* WHAT THE EXERCISE ASKS: Report only the number of lines in the records that contain the word "this".

Dataset rows describing interfaces
Content starts
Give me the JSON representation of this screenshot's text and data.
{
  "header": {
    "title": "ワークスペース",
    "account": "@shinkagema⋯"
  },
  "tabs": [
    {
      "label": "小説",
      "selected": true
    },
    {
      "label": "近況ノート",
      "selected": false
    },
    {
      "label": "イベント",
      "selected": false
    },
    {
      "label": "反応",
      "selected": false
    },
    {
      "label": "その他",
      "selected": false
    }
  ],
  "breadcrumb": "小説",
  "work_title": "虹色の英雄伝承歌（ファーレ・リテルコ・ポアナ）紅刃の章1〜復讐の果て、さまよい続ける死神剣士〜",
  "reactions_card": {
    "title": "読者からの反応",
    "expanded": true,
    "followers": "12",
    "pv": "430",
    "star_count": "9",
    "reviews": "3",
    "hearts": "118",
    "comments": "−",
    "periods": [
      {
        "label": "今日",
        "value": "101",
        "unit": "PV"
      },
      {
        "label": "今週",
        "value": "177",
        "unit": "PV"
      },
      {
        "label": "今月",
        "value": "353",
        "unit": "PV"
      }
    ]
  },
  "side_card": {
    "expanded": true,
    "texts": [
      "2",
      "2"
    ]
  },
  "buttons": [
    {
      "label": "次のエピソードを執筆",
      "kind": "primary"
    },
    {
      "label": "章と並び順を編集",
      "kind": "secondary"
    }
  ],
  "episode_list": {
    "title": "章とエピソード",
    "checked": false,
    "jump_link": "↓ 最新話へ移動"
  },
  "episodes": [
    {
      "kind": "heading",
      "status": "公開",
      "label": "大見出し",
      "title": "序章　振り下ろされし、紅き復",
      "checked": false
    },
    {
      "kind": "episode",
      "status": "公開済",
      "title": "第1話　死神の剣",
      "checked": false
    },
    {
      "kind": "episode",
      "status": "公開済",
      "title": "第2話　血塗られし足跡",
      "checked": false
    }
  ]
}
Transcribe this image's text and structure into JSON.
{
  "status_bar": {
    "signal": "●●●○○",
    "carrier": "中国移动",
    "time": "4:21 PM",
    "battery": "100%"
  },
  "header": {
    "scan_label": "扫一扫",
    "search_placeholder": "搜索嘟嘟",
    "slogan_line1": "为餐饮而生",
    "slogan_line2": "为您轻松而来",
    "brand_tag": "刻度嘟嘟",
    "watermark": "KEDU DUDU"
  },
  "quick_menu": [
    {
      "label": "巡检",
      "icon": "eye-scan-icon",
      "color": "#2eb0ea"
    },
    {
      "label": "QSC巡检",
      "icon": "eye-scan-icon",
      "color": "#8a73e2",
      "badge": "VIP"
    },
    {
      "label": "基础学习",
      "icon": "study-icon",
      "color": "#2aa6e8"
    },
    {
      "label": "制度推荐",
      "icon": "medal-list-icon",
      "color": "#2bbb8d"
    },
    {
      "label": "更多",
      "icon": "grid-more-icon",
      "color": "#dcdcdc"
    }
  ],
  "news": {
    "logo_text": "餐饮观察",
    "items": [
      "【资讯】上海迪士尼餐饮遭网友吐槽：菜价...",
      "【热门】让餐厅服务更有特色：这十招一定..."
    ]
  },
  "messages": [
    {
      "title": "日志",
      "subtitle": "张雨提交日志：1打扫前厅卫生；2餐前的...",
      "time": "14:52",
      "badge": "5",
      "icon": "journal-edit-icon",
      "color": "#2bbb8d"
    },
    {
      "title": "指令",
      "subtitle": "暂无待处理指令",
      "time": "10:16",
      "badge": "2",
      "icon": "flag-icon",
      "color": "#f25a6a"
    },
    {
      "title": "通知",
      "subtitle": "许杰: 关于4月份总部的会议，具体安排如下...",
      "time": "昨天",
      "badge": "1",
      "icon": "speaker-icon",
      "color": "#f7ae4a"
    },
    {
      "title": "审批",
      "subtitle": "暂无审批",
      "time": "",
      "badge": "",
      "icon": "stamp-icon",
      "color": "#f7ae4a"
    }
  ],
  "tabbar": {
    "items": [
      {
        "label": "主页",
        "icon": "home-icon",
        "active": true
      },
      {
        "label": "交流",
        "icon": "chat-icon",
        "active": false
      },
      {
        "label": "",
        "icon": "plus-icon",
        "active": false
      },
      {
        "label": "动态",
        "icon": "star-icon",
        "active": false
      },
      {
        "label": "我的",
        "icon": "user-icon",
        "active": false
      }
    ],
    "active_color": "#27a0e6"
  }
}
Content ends
* OUTPUT OF THE EXERCISE: 2